* _WHAT YOU WILL DO_
Comb the records below for the string "badge" and copy each line where it turns up.
···
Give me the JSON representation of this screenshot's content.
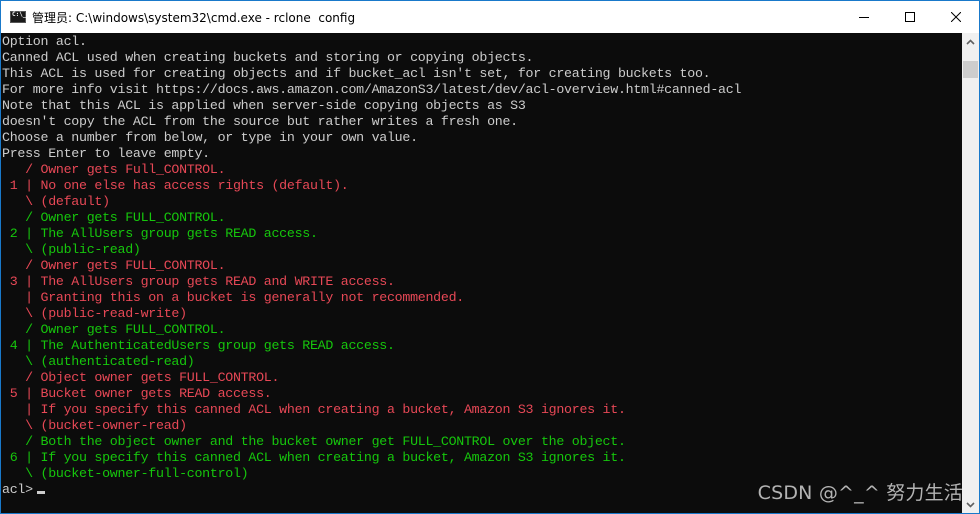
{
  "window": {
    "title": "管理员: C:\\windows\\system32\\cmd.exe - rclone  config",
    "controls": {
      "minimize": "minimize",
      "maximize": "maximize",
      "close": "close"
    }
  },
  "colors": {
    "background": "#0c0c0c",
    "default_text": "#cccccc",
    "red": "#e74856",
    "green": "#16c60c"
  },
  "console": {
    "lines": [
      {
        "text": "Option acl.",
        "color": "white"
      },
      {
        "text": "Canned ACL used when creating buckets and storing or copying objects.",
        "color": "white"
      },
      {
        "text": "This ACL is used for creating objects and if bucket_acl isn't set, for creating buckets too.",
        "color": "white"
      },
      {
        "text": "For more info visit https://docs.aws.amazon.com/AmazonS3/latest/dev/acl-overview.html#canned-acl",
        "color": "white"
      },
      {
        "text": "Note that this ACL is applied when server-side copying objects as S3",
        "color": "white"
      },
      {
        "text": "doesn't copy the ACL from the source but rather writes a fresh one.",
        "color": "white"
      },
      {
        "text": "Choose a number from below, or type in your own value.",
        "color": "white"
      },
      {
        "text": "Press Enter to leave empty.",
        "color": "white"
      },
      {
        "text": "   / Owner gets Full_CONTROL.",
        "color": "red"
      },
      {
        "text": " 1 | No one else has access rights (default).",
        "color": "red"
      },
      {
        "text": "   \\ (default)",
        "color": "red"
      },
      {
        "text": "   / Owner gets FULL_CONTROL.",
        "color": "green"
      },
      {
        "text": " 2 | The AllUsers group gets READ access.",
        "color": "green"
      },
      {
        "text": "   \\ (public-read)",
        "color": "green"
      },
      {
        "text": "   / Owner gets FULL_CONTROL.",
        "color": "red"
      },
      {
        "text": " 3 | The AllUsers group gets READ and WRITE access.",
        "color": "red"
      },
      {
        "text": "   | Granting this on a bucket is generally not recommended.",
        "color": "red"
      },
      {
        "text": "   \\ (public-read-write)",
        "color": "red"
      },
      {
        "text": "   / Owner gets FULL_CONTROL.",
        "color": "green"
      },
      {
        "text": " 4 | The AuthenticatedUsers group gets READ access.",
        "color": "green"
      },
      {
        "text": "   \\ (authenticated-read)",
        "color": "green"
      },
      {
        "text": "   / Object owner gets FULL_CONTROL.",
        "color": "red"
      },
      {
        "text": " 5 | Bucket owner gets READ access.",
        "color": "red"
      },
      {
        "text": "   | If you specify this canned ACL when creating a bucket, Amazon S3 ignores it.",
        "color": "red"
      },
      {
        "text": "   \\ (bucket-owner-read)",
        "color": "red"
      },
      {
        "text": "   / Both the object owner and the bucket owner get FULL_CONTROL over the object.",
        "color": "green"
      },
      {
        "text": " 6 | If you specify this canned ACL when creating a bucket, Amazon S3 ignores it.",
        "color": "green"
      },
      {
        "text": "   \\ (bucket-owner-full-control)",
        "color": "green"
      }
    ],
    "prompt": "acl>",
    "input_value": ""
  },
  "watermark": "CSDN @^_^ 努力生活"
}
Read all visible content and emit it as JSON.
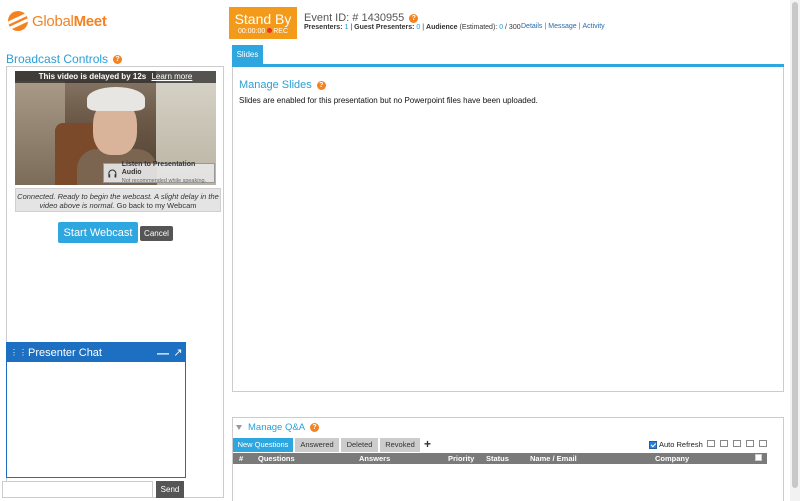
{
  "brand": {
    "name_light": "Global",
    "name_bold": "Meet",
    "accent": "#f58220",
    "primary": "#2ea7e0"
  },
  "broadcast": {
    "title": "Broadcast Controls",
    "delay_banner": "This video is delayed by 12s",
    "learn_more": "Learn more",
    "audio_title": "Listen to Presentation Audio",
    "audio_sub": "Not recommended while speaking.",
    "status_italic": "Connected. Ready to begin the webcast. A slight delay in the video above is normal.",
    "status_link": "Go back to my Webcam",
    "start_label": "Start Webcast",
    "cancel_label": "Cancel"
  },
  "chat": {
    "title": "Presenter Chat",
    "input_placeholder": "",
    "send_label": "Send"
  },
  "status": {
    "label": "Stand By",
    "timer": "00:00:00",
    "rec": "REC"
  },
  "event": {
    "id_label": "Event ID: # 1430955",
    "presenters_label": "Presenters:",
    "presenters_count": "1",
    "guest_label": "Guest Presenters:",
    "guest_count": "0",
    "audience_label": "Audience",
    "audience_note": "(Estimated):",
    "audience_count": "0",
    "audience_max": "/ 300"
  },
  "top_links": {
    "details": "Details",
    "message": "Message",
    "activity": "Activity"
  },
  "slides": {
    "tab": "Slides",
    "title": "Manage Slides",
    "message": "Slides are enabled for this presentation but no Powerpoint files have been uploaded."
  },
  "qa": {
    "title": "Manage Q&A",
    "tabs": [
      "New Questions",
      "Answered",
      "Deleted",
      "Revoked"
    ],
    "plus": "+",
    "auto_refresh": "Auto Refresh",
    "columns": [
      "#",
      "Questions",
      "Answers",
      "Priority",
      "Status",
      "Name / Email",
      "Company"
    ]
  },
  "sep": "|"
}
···
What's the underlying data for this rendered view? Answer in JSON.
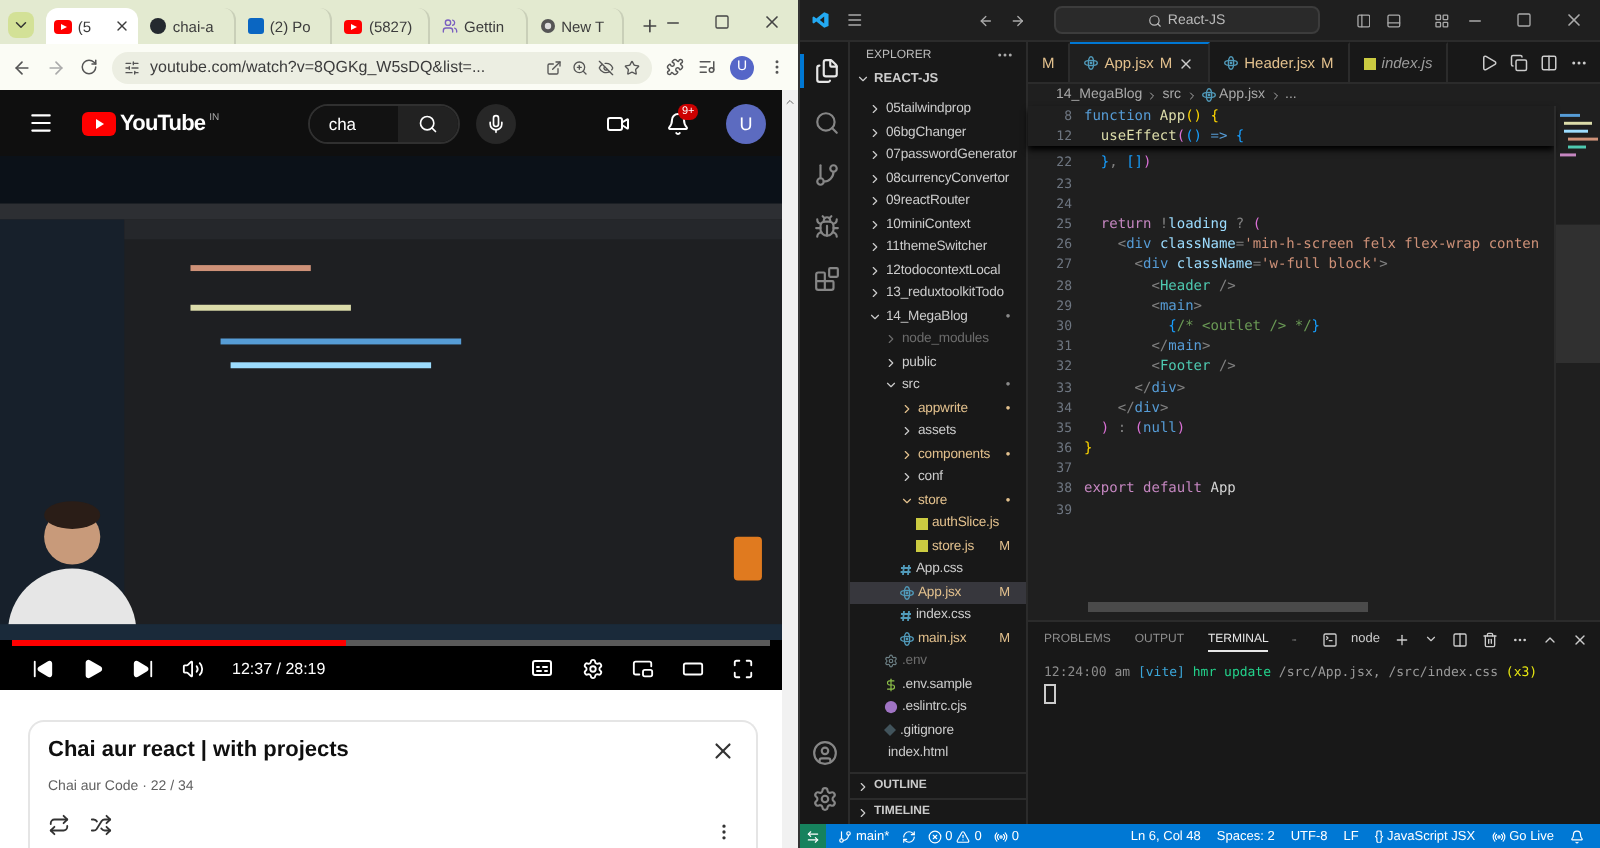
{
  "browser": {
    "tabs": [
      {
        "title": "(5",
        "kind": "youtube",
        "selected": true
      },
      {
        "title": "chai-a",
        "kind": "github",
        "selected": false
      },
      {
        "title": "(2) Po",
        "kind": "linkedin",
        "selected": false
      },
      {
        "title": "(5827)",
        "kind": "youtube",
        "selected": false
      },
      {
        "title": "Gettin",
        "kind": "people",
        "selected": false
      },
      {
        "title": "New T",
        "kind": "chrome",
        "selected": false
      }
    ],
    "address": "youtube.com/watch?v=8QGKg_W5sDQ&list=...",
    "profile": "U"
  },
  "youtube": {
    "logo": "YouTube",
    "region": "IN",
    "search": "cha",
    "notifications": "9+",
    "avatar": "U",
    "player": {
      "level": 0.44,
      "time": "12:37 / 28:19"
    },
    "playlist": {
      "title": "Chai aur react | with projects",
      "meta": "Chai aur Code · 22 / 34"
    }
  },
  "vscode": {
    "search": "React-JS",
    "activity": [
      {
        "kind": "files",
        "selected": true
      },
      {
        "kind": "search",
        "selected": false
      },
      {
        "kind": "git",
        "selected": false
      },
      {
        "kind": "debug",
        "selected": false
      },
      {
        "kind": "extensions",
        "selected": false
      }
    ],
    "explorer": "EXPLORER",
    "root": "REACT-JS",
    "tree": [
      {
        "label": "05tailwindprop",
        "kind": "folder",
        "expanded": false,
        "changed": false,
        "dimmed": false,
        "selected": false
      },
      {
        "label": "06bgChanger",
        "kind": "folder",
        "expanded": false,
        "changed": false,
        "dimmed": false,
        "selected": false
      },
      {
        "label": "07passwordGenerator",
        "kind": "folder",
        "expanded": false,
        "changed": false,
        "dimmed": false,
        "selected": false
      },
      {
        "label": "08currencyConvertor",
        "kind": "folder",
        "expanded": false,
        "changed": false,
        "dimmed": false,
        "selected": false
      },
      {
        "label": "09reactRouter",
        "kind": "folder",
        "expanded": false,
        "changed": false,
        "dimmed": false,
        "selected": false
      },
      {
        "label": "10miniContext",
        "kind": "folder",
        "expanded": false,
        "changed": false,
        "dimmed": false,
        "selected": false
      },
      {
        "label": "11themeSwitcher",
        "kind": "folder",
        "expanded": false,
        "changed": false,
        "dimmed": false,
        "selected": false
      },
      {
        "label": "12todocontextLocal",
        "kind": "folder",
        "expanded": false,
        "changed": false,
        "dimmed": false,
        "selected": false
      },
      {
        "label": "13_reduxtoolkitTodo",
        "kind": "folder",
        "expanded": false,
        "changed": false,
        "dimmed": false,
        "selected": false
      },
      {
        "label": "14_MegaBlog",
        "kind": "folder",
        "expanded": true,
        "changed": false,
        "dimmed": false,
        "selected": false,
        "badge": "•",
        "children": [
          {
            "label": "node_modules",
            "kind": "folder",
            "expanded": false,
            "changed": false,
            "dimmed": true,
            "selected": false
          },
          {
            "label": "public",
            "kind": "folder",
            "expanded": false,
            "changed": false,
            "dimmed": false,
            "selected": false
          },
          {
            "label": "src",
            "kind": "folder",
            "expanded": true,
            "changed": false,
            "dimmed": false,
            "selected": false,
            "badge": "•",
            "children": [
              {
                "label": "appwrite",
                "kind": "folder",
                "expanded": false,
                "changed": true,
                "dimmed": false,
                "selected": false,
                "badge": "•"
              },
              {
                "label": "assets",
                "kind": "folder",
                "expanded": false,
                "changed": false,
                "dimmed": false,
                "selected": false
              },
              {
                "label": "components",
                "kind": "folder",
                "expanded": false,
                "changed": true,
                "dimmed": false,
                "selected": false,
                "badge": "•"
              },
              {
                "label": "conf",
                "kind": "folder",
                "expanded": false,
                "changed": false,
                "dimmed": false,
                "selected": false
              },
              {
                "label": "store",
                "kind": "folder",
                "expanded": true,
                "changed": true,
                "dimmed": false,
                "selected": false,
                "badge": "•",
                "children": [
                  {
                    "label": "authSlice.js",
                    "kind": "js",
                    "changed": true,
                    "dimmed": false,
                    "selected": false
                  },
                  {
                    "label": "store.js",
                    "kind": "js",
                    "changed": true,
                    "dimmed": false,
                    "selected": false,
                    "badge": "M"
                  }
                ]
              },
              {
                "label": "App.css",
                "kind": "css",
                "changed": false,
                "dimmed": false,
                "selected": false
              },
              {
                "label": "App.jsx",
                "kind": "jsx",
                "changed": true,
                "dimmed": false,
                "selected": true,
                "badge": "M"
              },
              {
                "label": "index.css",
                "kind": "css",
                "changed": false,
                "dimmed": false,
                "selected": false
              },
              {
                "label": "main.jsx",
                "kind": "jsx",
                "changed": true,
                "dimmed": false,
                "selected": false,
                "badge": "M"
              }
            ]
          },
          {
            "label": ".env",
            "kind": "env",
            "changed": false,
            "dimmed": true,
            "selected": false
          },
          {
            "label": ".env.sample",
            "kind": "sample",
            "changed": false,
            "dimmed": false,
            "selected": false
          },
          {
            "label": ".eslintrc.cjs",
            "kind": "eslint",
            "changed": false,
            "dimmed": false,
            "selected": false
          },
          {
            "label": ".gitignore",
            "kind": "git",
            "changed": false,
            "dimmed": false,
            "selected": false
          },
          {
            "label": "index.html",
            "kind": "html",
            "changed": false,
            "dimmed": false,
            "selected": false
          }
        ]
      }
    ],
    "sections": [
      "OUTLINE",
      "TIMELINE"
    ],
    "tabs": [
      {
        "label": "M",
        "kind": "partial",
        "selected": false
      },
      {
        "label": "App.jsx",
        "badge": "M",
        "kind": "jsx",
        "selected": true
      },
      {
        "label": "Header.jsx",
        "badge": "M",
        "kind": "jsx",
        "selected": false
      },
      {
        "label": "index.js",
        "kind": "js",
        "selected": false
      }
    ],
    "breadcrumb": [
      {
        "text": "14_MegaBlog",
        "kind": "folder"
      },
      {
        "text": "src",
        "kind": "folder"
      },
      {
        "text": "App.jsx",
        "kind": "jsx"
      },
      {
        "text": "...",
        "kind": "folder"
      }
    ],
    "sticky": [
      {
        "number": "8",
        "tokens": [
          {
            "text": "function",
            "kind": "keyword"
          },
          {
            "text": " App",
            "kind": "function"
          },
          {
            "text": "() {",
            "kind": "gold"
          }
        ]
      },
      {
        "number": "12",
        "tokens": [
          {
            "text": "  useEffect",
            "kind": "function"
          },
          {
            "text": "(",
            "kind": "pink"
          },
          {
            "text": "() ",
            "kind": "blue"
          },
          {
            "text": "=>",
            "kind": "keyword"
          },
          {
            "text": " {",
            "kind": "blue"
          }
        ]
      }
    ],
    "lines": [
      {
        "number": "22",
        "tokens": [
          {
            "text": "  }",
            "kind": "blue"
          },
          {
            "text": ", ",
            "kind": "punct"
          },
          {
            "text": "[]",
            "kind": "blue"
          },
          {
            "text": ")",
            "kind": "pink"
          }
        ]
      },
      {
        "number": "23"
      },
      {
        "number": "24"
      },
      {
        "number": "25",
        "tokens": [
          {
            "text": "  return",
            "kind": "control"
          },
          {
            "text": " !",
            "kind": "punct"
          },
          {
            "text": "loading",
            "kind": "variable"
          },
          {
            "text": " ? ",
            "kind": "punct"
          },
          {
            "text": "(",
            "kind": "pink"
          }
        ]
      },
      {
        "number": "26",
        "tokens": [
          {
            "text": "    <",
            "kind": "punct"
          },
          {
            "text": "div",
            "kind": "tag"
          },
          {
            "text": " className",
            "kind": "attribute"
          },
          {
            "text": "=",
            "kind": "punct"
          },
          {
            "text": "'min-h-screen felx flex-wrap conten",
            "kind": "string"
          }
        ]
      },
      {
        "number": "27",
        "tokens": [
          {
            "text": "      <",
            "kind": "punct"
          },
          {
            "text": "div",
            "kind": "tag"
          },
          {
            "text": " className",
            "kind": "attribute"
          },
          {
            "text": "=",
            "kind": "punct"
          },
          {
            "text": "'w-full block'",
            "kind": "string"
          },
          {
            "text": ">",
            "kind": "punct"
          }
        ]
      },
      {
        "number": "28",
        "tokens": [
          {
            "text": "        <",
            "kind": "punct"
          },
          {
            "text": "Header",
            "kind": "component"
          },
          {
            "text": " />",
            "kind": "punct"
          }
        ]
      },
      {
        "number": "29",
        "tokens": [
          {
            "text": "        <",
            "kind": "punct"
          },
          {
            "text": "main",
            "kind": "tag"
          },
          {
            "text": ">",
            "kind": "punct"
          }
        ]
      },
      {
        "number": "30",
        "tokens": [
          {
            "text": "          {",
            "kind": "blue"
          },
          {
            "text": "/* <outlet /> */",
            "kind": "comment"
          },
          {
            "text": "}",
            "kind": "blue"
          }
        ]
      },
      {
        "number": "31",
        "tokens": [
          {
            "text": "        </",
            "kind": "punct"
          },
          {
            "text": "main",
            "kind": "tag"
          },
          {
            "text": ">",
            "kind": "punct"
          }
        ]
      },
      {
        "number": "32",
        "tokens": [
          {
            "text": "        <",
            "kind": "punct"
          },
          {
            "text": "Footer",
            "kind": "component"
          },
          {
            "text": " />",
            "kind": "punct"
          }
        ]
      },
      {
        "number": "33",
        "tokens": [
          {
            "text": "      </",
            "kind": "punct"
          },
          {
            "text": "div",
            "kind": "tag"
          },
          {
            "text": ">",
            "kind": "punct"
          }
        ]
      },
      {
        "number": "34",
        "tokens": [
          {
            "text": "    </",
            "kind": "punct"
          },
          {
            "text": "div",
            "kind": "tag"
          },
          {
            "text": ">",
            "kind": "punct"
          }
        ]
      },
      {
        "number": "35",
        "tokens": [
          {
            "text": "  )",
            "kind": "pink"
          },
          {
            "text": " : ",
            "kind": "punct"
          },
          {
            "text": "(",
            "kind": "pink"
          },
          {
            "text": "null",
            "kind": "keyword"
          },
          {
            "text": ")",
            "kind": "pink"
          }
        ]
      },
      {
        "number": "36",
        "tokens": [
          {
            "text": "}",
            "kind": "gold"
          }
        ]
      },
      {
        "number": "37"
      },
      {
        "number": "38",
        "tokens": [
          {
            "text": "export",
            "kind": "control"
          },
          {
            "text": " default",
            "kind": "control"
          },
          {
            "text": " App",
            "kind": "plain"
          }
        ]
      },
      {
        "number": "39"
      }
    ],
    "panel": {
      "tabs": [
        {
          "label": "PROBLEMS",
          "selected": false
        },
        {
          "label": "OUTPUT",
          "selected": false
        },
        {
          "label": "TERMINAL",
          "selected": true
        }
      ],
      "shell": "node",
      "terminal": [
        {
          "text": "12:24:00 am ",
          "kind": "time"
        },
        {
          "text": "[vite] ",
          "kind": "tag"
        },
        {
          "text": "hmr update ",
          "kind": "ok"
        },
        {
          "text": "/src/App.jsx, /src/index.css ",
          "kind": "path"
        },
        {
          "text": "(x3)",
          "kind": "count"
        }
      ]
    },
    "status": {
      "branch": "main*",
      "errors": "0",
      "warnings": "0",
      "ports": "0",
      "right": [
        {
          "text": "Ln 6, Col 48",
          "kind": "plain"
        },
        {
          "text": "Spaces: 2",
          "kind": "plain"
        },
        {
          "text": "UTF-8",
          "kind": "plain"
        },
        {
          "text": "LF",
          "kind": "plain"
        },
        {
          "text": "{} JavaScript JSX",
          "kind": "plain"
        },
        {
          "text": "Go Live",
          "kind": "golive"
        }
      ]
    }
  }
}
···
* _RESPONSE BOX_
        "badge": "•",
            "badge": "•",
                "badge": "•"
                "badge": "•"
                "badge": "•",
                    "badge": "M"
                "badge": "M"
                "badge": "M"
        "badge": "M",
        "badge": "M",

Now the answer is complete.